In addition to the following, be sure to read the above section regarding coordinate frames and transforms for IMU data.

  1. Adherence to specifications: As with odometry, be sure your data adheres to REP-103 and the sensor_msgs/Imu.html specification. Double-check the signs of your data, and make sure the frame_id values are correct.
  2. Covariance: Echoing the advice for odometry, make sure your covariances make sense. Do not use large values to get the filter to ignore a given variable. Set the configuration for the variable you’d like to ignore to false.
  3. Acceleration: Be careful with acceleration data. The state estimation nodes in robot_localization assume that an IMU that is placed in its neutral right-side-up position on a flat surface will:
  • Measure +\(9.81\) meters per second squared for the \(Z\) axis.
  • If the sensor is rolled +\(90\) degrees (left side up), the acceleration should be +\(9.81\) meters per second squared for the \(Y\) axis.
  • If the sensor is pitched +\(90\) degrees (front side down), it should read -\(9.81\) meters per second squared for the \(X\) axis.

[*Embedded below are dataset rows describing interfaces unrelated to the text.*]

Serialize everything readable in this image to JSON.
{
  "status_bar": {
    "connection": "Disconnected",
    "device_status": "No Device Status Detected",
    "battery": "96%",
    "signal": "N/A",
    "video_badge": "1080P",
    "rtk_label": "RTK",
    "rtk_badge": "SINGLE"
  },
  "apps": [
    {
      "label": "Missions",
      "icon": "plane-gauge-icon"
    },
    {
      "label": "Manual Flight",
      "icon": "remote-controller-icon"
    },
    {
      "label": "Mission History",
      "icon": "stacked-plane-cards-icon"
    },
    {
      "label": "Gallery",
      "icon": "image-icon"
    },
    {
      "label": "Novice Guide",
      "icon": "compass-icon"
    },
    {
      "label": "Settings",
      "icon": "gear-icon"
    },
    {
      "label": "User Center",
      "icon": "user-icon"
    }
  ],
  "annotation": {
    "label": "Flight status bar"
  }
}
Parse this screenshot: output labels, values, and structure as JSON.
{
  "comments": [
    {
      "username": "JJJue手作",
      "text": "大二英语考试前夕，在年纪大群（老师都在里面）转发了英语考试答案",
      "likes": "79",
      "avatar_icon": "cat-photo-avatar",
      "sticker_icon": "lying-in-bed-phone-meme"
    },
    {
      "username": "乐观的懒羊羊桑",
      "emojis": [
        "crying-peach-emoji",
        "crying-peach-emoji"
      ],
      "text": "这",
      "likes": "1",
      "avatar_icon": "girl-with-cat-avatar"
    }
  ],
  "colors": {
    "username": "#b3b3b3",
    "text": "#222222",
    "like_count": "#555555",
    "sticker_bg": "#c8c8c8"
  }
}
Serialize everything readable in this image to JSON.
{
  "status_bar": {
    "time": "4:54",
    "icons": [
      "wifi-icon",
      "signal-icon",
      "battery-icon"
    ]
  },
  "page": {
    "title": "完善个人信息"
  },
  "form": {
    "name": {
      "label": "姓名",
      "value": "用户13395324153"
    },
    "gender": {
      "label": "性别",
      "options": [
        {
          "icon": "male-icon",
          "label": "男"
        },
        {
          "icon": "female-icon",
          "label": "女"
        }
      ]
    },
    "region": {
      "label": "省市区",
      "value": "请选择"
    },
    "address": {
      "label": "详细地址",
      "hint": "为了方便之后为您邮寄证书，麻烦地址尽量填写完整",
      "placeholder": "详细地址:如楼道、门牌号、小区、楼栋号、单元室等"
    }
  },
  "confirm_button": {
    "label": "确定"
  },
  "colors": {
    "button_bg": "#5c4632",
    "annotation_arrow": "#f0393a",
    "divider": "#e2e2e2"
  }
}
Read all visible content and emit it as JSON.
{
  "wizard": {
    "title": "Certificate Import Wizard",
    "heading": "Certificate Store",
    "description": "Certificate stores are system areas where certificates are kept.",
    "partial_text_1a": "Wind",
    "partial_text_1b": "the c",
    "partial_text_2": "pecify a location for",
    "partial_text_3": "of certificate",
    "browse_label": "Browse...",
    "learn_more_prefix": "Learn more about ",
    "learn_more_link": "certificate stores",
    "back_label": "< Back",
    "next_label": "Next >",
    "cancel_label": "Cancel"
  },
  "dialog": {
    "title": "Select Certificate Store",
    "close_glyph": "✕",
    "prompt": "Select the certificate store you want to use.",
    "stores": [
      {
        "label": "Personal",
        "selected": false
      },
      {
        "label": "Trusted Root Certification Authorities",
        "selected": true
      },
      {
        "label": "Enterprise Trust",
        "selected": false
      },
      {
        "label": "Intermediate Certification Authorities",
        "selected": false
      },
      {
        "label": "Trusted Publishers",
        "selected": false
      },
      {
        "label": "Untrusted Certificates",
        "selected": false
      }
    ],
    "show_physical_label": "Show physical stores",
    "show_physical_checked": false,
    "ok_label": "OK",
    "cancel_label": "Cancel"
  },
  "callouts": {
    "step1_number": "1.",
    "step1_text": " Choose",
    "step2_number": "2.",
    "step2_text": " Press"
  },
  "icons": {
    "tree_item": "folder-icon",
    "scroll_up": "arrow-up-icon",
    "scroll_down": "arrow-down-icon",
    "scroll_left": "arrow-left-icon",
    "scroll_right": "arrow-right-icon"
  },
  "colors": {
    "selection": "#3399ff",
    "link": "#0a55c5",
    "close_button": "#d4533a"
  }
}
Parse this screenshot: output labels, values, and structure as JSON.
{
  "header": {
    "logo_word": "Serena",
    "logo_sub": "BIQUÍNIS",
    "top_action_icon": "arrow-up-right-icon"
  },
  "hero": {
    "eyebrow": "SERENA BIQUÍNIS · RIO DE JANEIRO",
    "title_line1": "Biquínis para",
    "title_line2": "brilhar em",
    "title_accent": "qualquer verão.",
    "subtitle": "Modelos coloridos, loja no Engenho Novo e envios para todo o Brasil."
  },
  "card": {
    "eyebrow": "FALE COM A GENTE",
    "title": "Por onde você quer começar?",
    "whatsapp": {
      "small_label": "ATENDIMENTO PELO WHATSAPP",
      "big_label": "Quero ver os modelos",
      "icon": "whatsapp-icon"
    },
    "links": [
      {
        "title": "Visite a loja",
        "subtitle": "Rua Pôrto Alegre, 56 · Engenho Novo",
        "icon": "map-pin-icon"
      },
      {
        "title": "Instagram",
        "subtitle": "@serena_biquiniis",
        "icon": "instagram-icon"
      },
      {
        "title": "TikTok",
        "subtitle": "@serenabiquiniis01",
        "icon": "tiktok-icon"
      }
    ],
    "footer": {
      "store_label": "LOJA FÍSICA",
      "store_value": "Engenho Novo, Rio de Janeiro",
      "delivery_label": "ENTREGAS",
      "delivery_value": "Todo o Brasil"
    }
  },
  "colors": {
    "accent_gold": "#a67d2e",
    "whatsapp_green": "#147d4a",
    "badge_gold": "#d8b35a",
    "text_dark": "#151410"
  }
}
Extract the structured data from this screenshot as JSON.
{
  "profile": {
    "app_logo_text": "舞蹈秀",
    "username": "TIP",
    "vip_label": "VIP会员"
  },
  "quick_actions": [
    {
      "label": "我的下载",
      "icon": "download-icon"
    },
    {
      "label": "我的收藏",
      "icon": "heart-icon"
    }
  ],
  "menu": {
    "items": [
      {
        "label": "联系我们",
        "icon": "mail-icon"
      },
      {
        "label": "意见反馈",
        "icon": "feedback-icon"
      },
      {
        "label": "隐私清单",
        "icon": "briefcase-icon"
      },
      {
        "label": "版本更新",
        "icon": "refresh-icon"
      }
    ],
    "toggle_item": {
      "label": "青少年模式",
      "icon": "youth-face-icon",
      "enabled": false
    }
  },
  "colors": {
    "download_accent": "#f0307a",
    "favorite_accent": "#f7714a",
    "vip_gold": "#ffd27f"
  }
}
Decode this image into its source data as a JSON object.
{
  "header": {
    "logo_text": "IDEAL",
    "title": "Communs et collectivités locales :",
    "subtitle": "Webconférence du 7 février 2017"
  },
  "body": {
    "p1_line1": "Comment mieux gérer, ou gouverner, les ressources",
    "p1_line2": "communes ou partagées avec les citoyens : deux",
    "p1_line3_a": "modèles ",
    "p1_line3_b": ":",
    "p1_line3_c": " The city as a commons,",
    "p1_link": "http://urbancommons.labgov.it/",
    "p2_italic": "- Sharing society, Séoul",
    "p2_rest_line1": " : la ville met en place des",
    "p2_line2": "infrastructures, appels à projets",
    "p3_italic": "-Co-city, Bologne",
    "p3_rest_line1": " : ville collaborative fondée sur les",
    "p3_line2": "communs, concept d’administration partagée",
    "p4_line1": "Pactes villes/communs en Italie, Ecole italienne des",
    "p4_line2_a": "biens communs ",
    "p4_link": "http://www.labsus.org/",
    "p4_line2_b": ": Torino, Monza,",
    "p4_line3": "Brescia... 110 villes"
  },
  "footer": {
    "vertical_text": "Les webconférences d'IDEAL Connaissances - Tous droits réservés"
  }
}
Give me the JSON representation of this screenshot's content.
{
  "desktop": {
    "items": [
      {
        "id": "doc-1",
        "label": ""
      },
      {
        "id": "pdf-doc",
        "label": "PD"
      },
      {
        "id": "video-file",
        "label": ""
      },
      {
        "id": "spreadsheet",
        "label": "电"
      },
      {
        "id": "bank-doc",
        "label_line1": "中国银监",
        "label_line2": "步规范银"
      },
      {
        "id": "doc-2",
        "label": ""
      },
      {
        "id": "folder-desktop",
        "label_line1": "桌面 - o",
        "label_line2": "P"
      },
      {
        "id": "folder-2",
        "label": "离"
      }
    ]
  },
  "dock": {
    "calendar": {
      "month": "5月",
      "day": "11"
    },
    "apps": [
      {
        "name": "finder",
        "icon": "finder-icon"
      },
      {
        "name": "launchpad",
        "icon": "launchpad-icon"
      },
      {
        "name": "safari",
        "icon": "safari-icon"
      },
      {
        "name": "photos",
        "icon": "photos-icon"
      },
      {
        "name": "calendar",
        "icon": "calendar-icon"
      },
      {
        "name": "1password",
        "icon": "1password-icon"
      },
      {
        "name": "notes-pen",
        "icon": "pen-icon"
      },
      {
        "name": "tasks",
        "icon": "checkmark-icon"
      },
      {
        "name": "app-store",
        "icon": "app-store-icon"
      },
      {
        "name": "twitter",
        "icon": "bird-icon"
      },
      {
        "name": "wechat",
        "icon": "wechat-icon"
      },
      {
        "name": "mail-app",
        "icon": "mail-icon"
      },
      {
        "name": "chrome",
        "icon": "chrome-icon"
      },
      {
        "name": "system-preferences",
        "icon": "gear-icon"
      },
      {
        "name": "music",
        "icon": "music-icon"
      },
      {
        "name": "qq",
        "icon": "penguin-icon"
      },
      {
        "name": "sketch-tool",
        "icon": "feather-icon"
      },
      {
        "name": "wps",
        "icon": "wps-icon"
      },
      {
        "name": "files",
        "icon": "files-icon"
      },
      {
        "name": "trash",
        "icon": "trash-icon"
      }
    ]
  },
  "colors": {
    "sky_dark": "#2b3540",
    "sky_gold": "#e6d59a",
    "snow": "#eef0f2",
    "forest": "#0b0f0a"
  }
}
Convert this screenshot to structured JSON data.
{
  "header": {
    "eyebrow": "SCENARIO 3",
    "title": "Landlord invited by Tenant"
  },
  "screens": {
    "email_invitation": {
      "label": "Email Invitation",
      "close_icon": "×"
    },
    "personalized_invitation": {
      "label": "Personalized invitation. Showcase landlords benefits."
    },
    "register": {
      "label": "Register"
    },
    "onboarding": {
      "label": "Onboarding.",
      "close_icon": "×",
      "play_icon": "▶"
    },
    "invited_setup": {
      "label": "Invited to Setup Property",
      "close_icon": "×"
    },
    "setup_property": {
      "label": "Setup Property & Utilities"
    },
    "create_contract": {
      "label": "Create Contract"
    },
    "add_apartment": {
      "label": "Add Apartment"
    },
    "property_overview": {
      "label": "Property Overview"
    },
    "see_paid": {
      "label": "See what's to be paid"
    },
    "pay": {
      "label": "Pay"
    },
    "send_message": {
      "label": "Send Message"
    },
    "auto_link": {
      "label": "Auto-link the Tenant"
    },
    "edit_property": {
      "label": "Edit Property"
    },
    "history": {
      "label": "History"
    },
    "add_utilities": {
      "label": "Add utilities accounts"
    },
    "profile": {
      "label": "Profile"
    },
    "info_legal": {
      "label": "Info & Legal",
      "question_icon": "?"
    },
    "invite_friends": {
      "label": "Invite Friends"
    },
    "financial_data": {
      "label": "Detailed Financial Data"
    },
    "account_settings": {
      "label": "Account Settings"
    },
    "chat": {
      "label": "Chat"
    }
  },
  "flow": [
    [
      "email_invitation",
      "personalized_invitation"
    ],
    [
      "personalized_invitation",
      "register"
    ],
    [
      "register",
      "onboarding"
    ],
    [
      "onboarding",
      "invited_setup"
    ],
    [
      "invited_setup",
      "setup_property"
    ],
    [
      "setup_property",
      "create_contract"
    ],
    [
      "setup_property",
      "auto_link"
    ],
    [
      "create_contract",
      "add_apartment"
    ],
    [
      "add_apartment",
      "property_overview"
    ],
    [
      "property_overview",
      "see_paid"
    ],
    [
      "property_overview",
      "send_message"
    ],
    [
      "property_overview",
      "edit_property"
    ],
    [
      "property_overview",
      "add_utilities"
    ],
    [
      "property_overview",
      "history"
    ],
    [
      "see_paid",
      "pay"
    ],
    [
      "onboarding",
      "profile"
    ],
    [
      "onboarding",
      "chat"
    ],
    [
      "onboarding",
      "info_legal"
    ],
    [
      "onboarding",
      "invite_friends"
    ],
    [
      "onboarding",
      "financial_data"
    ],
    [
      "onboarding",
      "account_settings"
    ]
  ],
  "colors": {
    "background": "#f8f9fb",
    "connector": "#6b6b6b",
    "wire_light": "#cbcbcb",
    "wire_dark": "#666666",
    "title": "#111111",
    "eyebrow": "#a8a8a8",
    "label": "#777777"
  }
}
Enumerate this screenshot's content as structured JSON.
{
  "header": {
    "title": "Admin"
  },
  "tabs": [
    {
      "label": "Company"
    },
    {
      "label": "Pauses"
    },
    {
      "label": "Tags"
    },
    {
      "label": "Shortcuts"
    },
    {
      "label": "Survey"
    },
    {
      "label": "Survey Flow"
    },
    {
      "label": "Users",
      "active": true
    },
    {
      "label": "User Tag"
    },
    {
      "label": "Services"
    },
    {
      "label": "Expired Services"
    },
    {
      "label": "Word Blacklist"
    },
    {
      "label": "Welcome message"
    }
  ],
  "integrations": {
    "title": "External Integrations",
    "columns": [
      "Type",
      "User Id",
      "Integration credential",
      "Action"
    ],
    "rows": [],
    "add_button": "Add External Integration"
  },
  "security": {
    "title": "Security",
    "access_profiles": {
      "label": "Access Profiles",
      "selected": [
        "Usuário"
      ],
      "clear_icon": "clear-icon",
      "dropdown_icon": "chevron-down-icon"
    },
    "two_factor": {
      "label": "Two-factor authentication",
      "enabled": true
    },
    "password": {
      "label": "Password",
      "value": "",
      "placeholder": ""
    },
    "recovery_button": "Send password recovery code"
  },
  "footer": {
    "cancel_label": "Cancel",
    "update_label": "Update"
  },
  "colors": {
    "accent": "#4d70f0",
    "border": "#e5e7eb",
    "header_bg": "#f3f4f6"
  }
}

See the section on odometry.


See the section on odometry.

Common errors

  • Input data doesn’t adhere to REP-103. Make sure that all values (especially orientation angles) increase and decrease in the correct directions.
  • Incorrect frame_id values. Velocity data should be reported in the frame given by the base_link_frame parameter, or a transform should exist between the frame_id of the velocity data and the base_link_frame.
  • Inflated covariances. The preferred method for ignoring variables in measurements is through the odomN_config parameter.
  • Missing covariances. If you have configured a given sensor to fuse a given variable into the state estimation node, then the variance for that value (i.e., the covariance matrix value at position \((i, i)\), where \(i\) is the index of that variable) should not be \(0\). If a \(0\) variance value is encountered for a variable that is being fused, the state estimation nodes will add a small epsilon value (\(1e^{-6}\)) to that value. A better solution is for users to set covariances appropriately.